DESCRIPTION OF THE TASK: Take every line containing "kind" out of the records.

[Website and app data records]
● ● ● ● ● ● ●

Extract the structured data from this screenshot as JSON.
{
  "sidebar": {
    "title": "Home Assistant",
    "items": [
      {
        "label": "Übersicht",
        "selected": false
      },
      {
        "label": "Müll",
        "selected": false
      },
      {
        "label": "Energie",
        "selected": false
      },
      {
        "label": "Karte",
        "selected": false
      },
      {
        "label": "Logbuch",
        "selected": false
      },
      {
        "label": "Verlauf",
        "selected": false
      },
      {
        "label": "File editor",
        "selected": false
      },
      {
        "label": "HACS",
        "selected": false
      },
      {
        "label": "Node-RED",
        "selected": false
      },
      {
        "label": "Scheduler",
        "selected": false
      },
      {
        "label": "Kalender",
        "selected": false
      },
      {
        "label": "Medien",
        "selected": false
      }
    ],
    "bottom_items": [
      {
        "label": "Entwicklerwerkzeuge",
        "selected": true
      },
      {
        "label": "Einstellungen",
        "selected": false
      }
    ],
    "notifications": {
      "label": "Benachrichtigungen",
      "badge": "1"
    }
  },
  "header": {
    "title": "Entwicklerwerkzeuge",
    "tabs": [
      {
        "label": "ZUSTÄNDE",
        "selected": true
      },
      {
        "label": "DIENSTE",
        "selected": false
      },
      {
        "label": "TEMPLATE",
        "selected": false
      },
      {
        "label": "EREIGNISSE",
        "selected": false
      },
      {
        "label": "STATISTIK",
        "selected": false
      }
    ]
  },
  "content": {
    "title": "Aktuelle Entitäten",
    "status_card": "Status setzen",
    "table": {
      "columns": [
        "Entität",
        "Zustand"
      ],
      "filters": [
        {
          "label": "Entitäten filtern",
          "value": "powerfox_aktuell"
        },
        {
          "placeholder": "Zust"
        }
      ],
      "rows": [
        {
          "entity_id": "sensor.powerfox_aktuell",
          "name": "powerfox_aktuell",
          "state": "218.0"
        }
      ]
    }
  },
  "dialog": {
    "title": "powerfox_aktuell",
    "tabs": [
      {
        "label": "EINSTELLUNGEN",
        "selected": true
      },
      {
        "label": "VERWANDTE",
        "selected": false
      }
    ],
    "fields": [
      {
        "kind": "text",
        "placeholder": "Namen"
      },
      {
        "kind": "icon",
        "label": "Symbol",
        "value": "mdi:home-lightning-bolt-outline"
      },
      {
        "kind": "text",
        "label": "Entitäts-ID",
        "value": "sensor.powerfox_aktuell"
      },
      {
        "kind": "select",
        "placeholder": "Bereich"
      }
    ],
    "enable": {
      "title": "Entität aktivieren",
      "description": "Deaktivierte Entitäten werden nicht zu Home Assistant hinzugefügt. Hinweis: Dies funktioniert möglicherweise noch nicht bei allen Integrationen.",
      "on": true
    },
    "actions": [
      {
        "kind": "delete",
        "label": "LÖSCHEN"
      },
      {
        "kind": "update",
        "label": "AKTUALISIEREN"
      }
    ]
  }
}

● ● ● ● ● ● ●

OUTPUT OF THE TASK:
        "kind": "text",
        "kind": "icon",
        "kind": "text",
        "kind": "select",
        "kind": "delete",
        "kind": "update",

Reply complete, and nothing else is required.